--- Data provided ---

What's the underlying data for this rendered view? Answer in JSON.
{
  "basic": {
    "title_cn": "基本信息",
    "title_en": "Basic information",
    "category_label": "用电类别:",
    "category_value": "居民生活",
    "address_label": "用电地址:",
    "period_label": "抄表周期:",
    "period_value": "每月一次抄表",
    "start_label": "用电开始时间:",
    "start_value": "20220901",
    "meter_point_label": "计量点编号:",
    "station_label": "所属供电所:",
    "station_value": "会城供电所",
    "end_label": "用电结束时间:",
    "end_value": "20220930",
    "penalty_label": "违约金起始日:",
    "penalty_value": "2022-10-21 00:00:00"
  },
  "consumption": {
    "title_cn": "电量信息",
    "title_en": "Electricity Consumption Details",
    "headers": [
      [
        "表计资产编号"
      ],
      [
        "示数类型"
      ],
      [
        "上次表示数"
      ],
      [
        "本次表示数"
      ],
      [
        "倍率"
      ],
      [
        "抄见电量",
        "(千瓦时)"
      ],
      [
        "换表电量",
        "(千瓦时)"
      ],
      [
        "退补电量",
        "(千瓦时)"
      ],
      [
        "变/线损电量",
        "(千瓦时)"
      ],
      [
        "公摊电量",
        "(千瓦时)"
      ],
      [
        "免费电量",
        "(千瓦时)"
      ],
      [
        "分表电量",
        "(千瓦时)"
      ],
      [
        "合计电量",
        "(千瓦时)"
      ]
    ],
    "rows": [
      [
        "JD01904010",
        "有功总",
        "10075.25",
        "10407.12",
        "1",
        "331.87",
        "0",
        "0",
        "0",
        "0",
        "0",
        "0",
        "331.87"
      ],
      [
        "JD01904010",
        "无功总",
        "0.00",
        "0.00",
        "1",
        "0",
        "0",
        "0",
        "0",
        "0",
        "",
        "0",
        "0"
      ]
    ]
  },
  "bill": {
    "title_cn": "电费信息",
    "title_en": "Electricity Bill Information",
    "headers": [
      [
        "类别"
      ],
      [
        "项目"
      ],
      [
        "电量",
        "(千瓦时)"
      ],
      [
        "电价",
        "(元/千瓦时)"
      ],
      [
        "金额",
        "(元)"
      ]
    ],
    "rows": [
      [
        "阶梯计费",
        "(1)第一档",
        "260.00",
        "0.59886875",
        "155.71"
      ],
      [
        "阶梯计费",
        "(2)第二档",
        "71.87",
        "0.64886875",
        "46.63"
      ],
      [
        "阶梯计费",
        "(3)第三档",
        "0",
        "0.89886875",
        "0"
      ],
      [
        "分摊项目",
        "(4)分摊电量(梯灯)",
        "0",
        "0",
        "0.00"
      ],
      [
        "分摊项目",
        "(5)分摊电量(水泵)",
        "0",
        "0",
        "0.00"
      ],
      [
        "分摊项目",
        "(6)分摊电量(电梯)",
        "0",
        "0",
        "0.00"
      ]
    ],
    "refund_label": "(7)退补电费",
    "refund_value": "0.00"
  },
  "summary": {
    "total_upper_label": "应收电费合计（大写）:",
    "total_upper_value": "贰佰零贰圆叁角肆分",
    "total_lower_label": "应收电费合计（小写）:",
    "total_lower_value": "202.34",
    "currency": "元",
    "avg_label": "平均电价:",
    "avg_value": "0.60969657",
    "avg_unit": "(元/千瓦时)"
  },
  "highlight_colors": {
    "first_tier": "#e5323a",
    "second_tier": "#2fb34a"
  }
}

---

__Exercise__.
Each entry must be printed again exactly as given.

__Solution to the exercise__.
What's the underlying data for this rendered view? Answer in JSON.
{
  "basic": {
    "title_cn": "基本信息",
    "title_en": "Basic information",
    "category_label": "用电类别:",
    "category_value": "居民生活",
    "address_label": "用电地址:",
    "period_label": "抄表周期:",
    "period_value": "每月一次抄表",
    "start_label": "用电开始时间:",
    "start_value": "20220901",
    "meter_point_label": "计量点编号:",
    "station_label": "所属供电所:",
    "station_value": "会城供电所",
    "end_label": "用电结束时间:",
    "end_value": "20220930",
    "penalty_label": "违约金起始日:",
    "penalty_value": "2022-10-21 00:00:00"
  },
  "consumption": {
    "title_cn": "电量信息",
    "title_en": "Electricity Consumption Details",
    "headers": [
      [
        "表计资产编号"
      ],
      [
        "示数类型"
      ],
      [
        "上次表示数"
      ],
      [
        "本次表示数"
      ],
      [
        "倍率"
      ],
      [
        "抄见电量",
        "(千瓦时)"
      ],
      [
        "换表电量",
        "(千瓦时)"
      ],
      [
        "退补电量",
        "(千瓦时)"
      ],
      [
        "变/线损电量",
        "(千瓦时)"
      ],
      [
        "公摊电量",
        "(千瓦时)"
      ],
      [
        "免费电量",
        "(千瓦时)"
      ],
      [
        "分表电量",
        "(千瓦时)"
      ],
      [
        "合计电量",
        "(千瓦时)"
      ]
    ],
    "rows": [
      [
        "JD01904010",
        "有功总",
        "10075.25",
        "10407.12",
        "1",
        "331.87",
        "0",
        "0",
        "0",
        "0",
        "0",
        "0",
        "331.87"
      ],
      [
        "JD01904010",
        "无功总",
        "0.00",
        "0.00",
        "1",
        "0",
        "0",
        "0",
        "0",
        "0",
        "",
        "0",
        "0"
      ]
    ]
  },
  "bill": {
    "title_cn": "电费信息",
    "title_en": "Electricity Bill Information",
    "headers": [
      [
        "类别"
      ],
      [
        "项目"
      ],
      [
        "电量",
        "(千瓦时)"
      ],
      [
        "电价",
        "(元/千瓦时)"
      ],
      [
        "金额",
        "(元)"
      ]
    ],
    "rows": [
      [
        "阶梯计费",
        "(1)第一档",
        "260.00",
        "0.59886875",
        "155.71"
      ],
      [
        "阶梯计费",
        "(2)第二档",
        "71.87",
        "0.64886875",
        "46.63"
      ],
      [
        "阶梯计费",
        "(3)第三档",
        "0",
        "0.89886875",
        "0"
      ],
      [
        "分摊项目",
        "(4)分摊电量(梯灯)",
        "0",
        "0",
        "0.00"
      ],
      [
        "分摊项目",
        "(5)分摊电量(水泵)",
        "0",
        "0",
        "0.00"
      ],
      [
        "分摊项目",
        "(6)分摊电量(电梯)",
        "0",
        "0",
        "0.00"
      ]
    ],
    "refund_label": "(7)退补电费",
    "refund_value": "0.00"
  },
  "summary": {
    "total_upper_label": "应收电费合计（大写）:",
    "total_upper_value": "贰佰零贰圆叁角肆分",
    "total_lower_label": "应收电费合计（小写）:",
    "total_lower_value": "202.34",
    "currency": "元",
    "avg_label": "平均电价:",
    "avg_value": "0.60969657",
    "avg_unit": "(元/千瓦时)"
  },
  "highlight_colors": {
    "first_tier": "#e5323a",
    "second_tier": "#2fb34a"
  }
}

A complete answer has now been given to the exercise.